Never? Never, ever?
- ‘People are leaving because they are unhappy with the current situation.’
Which people? How do we know they are unhappy? How exactly does their unhappiness relate to their leaving? How do we know that?
If you are part of a writing project or a team, develop a set of test conditions to ensure quality.
The writing should:
- Get attention and engage curiosity,
- Make it easy to find what is needed,
- Relate to the user as they are right now,
- Coach the user to get to the real issue.
The writing should be:
- Technically correct,
- Suitable for repeat reading,
- Practical and quick to use.
The writing should have:
- Interactive aspects,
- Conversational style,
- Exercises worth repeating.
Develop your skills by getting involved in reviews of other people’s work.
Use the tools in your word processing software:
- Spell checker – picks up misspellings and repeated words. Customise it to add words you use frequently.

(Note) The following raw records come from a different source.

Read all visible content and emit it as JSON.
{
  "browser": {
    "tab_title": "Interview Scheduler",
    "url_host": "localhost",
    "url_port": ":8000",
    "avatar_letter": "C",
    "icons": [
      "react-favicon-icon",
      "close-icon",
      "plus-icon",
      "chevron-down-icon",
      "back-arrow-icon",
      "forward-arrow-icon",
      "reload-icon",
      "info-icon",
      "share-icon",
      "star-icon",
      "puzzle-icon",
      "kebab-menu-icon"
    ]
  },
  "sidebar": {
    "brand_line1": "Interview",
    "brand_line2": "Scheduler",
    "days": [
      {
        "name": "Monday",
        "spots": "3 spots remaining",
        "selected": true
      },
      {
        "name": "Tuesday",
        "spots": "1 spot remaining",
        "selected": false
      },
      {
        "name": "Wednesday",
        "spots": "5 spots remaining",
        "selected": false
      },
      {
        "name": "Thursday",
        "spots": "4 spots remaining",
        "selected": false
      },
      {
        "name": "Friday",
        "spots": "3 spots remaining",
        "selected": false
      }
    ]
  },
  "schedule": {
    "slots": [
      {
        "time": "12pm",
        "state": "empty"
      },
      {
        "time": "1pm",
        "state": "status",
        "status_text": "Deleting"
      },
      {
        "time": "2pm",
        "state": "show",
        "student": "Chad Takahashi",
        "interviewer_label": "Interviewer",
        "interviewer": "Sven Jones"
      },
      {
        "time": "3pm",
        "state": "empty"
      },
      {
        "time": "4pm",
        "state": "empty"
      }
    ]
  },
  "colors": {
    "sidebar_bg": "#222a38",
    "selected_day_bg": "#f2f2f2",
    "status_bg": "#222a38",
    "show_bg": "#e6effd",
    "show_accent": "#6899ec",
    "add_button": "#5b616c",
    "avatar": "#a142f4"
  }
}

- Grammar checker – picks up misuse of capitals, punctuation, agreement of subjects and verbs, sentence fragments, compound words and passive language.
- Word count – gives the total number of words in your document – useful to give an estimate of size; essential if you are writing to a predefined length.
- Thesaurus – suggests alternatives for repeated or overused words.
- AutoCorrect – can be customised to correct common errors automatically as you type.
Proper words in proper places make the true definition of style.
Everyday language and a comfortable, conversational style make for easy reading.
Avoid old-fashioned grammar and an artificially formal prose style. Rather than...
‘It is desirable that personnel should be kept informed of their progress against relevant objectives’,
‘Tell people how they are getting on’.
Avoid over-use of exclamation marks. Don’t use them at the end of every sentence! It becomes extremely irritating for the reader! They feel they are being harangued!!! Multiple exclamation marks should be avoided at all costs!!!!
On average, short sentences are better than long ones. They are easier to read. The popular press knows this. Sentences in tabloids are always short. But they can be monotonous. They seem jerky.
To gauge the readability of your prose, look at:
- the average length of your sentences and
- the number of words of three syllables or more.
Consistently using long sentences and long words means a high ‘fog factor’ (in other words, you are not easy to read).
A quick fog factor check: count the number of words with at least three syllables and divide that number by the number of sentences. If the result is much over four, replace long words with short ones and insert some full stops.
- Remember that bright people can understand simple language.
- Avoid long paragraphs. A single sentence can carry great impact.
- Create sets of bullet points rather than producing continuous prose.
Thought for the day: How ‘less is more’
- Biased – your view may not be appropriate. Try ‘here’s an excellent idea...’, or ‘here’s an approach to consider...’
- Politically incorrect – ‘chair’ for ‘chairman’ has become the norm. Sometimes it may get silly, but it matters. Why upset people for whom it is more important than it is for you?
- Hard to read – with too few headings and space, it looks like it will be hard to read.
- Annoying – some kinds of errors cause particular irritation. The current proliferation of wrongly used apostrophes annoys many people.
See this collection of Things to avoid and things to do.